Teacher and Writer
ON BLOVIATORS AND ULTRACREPIDARIANS...
19 November 2017
This is some light-hearted fun for the pre-festive season. If, amongst the many fantastic professional development courses you have done in your life, you have ever been annoyed by speakers who did not seem to know what they were talking about, or who used the opportunity to sprout jargon or blow their own trumpet, you may find this amusing. For digging out these most unusual and wonderful English expressions I am much indebted to Susie Dent, of Countdown fame in the UK.
Haven’t we all come across the bloviators, the blowers of hot air, who sell us platitudes and fads as new research? Who pavonise up and down the room (strut around in the arrogant manner of a peacock), when in fact they are nothing but panjandrums (pompous, pretentious officials)? Often they are ultracrepidarians (people who talk about things they know nothing about, far removed from the chalkface). Sometimes their courses, to which employers send their workforce at considerable cost, are nothing but boondoggles (useless, wasteful, expensive undertakings).
And even though we would much rather bang-a-bonk (i.e.: sit lazily on a riverbank) or conjobble with our friends (i.e.: have a good natter with them over a bite to eat), we have to become nod-crafty (adept at the art of nodding even if we have no clue what the speaker is talking about – a word that dates back to the 1600s). Yes, we become lickspittles, sycophants who follow the political wind, or at least adept at the art of niffle-naffling: pretending to look engaged and busy when in fact we are day-dreaming.

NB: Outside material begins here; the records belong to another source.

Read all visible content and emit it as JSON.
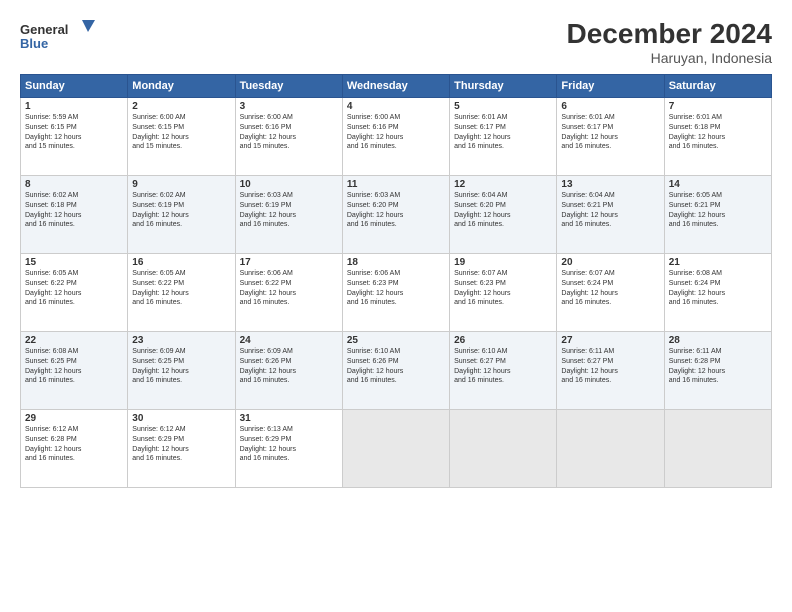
{
  "header": {
    "logo_line1": "General",
    "logo_line2": "Blue",
    "month": "December 2024",
    "location": "Haruyan, Indonesia"
  },
  "days_of_week": [
    "Sunday",
    "Monday",
    "Tuesday",
    "Wednesday",
    "Thursday",
    "Friday",
    "Saturday"
  ],
  "weeks": [
    [
      {
        "day": "1",
        "sunrise": "5:59 AM",
        "sunset": "6:15 PM",
        "daylight": "12 hours and 15 minutes."
      },
      {
        "day": "2",
        "sunrise": "6:00 AM",
        "sunset": "6:15 PM",
        "daylight": "12 hours and 15 minutes."
      },
      {
        "day": "3",
        "sunrise": "6:00 AM",
        "sunset": "6:16 PM",
        "daylight": "12 hours and 15 minutes."
      },
      {
        "day": "4",
        "sunrise": "6:00 AM",
        "sunset": "6:16 PM",
        "daylight": "12 hours and 16 minutes."
      },
      {
        "day": "5",
        "sunrise": "6:01 AM",
        "sunset": "6:17 PM",
        "daylight": "12 hours and 16 minutes."
      },
      {
        "day": "6",
        "sunrise": "6:01 AM",
        "sunset": "6:17 PM",
        "daylight": "12 hours and 16 minutes."
      },
      {
        "day": "7",
        "sunrise": "6:01 AM",
        "sunset": "6:18 PM",
        "daylight": "12 hours and 16 minutes."
      }
    ],
    [
      {
        "day": "8",
        "sunrise": "6:02 AM",
        "sunset": "6:18 PM",
        "daylight": "12 hours and 16 minutes."
      },
      {
        "day": "9",
        "sunrise": "6:02 AM",
        "sunset": "6:19 PM",
        "daylight": "12 hours and 16 minutes."
      },
      {
        "day": "10",
        "sunrise": "6:03 AM",
        "sunset": "6:19 PM",
        "daylight": "12 hours and 16 minutes."
      },
      {
        "day": "11",
        "sunrise": "6:03 AM",
        "sunset": "6:20 PM",
        "daylight": "12 hours and 16 minutes."
      },
      {
        "day": "12",
        "sunrise": "6:04 AM",
        "sunset": "6:20 PM",
        "daylight": "12 hours and 16 minutes."
      },
      {
        "day": "13",
        "sunrise": "6:04 AM",
        "sunset": "6:21 PM",
        "daylight": "12 hours and 16 minutes."
      },
      {
        "day": "14",
        "sunrise": "6:05 AM",
        "sunset": "6:21 PM",
        "daylight": "12 hours and 16 minutes."
      }
    ],
    [
      {
        "day": "15",
        "sunrise": "6:05 AM",
        "sunset": "6:22 PM",
        "daylight": "12 hours and 16 minutes."
      },
      {
        "day": "16",
        "sunrise": "6:05 AM",
        "sunset": "6:22 PM",
        "daylight": "12 hours and 16 minutes."
      },
      {
        "day": "17",
        "sunrise": "6:06 AM",
        "sunset": "6:22 PM",
        "daylight": "12 hours and 16 minutes."
      },
      {
        "day": "18",
        "sunrise": "6:06 AM",
        "sunset": "6:23 PM",
        "daylight": "12 hours and 16 minutes."
      },
      {
        "day": "19",
        "sunrise": "6:07 AM",
        "sunset": "6:23 PM",
        "daylight": "12 hours and 16 minutes."
      },
      {
        "day": "20",
        "sunrise": "6:07 AM",
        "sunset": "6:24 PM",
        "daylight": "12 hours and 16 minutes."
      },
      {
        "day": "21",
        "sunrise": "6:08 AM",
        "sunset": "6:24 PM",
        "daylight": "12 hours and 16 minutes."
      }
    ],
    [
      {
        "day": "22",
        "sunrise": "6:08 AM",
        "sunset": "6:25 PM",
        "daylight": "12 hours and 16 minutes."
      },
      {
        "day": "23",
        "sunrise": "6:09 AM",
        "sunset": "6:25 PM",
        "daylight": "12 hours and 16 minutes."
      },
      {
        "day": "24",
        "sunrise": "6:09 AM",
        "sunset": "6:26 PM",
        "daylight": "12 hours and 16 minutes."
      },
      {
        "day": "25",
        "sunrise": "6:10 AM",
        "sunset": "6:26 PM",
        "daylight": "12 hours and 16 minutes."
      },
      {
        "day": "26",
        "sunrise": "6:10 AM",
        "sunset": "6:27 PM",
        "daylight": "12 hours and 16 minutes."
      },
      {
        "day": "27",
        "sunrise": "6:11 AM",
        "sunset": "6:27 PM",
        "daylight": "12 hours and 16 minutes."
      },
      {
        "day": "28",
        "sunrise": "6:11 AM",
        "sunset": "6:28 PM",
        "daylight": "12 hours and 16 minutes."
      }
    ],
    [
      {
        "day": "29",
        "sunrise": "6:12 AM",
        "sunset": "6:28 PM",
        "daylight": "12 hours and 16 minutes."
      },
      {
        "day": "30",
        "sunrise": "6:12 AM",
        "sunset": "6:29 PM",
        "daylight": "12 hours and 16 minutes."
      },
      {
        "day": "31",
        "sunrise": "6:13 AM",
        "sunset": "6:29 PM",
        "daylight": "12 hours and 16 minutes."
      },
      null,
      null,
      null,
      null
    ]
  ],
  "labels": {
    "sunrise": "Sunrise:",
    "sunset": "Sunset:",
    "daylight": "Daylight:"
  }
}
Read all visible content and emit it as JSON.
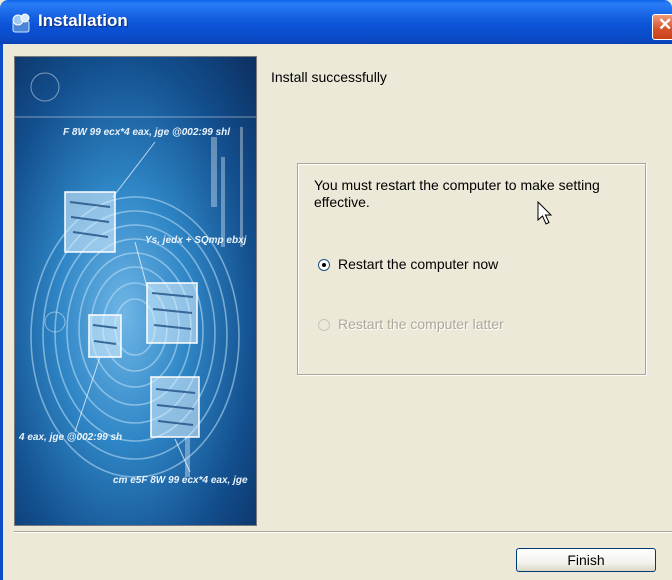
{
  "window": {
    "title": "Installation",
    "close_label": "✕"
  },
  "main": {
    "status": "Install successfully",
    "message": "You must restart the computer to make setting effective.",
    "options": [
      {
        "label": "Restart the computer now",
        "selected": true,
        "enabled": true
      },
      {
        "label": "Restart the computer latter",
        "selected": false,
        "enabled": false
      }
    ]
  },
  "art_labels": [
    "F 8W 99 ecx*4 eax, jge @002:99 shl",
    "Ys, jedx + SQmp ebxj",
    "4 eax, jge @002:99 sh",
    "cm e5F 8W 99 ecx*4 eax, jge"
  ],
  "footer": {
    "finish_label": "Finish"
  },
  "colors": {
    "titlebar": "#0b52d6",
    "client_bg": "#ece9d8",
    "button_border": "#003c74",
    "close_red": "#d5512c"
  }
}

Some people get all excited at the thought of professional development courses and yet another Powerpoint: while we want to hurkle-durkle in the morning (stay in bed and pull the duvet over our head), they are always annoyingly cheerful. They are the grinagogs and the gigglemugs, people who always look on the bright side! It really gives you the mubblefubbles: it makes you melancholic.

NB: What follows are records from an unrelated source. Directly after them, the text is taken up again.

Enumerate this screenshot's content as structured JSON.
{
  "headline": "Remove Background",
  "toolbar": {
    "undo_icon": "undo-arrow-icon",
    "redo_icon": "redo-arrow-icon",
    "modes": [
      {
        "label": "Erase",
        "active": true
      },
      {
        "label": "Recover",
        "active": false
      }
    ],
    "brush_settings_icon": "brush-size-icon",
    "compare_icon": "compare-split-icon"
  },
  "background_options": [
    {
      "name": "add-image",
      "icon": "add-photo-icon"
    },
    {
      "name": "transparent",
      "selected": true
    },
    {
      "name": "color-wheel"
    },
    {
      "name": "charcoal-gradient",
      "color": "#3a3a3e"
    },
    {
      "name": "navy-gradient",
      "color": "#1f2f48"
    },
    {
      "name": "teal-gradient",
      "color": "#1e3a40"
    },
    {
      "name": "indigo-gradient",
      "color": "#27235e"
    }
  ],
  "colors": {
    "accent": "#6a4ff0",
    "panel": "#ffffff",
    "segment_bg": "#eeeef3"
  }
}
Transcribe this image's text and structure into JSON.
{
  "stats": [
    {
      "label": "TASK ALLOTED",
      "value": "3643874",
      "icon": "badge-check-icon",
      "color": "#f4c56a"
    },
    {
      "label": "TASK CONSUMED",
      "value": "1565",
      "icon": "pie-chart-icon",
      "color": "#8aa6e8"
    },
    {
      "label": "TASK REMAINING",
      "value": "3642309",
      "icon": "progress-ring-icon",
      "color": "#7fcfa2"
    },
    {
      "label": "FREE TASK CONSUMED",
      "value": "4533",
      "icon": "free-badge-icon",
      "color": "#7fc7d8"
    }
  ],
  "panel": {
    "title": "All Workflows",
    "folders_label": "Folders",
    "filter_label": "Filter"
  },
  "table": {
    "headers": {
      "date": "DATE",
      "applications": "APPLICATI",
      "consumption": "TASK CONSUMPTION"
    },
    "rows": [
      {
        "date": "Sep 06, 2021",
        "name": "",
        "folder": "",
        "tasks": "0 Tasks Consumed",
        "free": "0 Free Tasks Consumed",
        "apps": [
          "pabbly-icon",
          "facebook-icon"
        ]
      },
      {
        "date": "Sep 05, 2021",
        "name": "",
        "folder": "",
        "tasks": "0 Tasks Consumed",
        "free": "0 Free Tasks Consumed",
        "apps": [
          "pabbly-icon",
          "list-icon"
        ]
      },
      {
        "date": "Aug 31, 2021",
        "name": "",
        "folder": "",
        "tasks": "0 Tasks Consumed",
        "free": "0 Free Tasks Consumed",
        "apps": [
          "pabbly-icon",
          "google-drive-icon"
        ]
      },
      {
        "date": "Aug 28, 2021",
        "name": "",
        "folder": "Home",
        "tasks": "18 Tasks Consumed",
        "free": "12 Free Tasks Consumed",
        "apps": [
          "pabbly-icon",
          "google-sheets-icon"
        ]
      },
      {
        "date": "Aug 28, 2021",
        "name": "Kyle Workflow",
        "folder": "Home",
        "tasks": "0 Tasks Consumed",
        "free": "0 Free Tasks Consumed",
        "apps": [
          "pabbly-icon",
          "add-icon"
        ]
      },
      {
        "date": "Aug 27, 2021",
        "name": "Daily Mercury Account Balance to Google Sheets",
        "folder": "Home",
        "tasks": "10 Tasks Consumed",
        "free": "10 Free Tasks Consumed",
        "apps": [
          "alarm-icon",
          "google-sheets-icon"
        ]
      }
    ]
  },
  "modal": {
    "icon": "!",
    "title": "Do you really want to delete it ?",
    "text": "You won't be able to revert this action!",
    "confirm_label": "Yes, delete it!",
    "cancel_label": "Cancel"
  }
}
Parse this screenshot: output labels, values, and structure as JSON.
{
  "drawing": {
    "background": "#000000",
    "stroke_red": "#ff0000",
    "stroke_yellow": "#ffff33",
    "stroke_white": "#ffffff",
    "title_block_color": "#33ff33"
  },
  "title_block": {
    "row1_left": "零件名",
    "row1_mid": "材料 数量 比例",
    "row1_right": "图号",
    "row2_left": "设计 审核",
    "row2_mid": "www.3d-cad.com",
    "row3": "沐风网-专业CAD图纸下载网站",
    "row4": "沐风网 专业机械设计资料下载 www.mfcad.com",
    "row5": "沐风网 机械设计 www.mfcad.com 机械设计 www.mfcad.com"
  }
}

There is one thought though that saves us from suffering from the fanfaronade, the shameless attempt at self-promotion, of the speaker: it is the prospect of quafftide, the time when we can finally feel entitled to a social drink with our friends. We should not overdo it though as it might make us look crambazzled: looking prematurely old from leading a dissolute life.
In the spirit of the upcoming festive season I end with some recommendations. Be kind, always. Engage in confelicity (the opposite of ‘Schadenfreude’), a sense of joy derived from the happiness of others. Stand up for what you believe in. Don’t act like snollygosters (unprincipled individuals guided by a political agenda). If you can make somebody’s life a little brighter, do it. Take them out for a meal and some good old conjobbling.
And please enjoy the quafftide when it comes!
Disclaimer: It goes without saying that I have, at times, participated in some excellent professional development and listened to inspiring and jargon-free presentations. And at other times, when delivering training myself, I have undoubtedly been called a pavonising bloviator and ultracrepidarian myself. Well, maybe not in those exact words.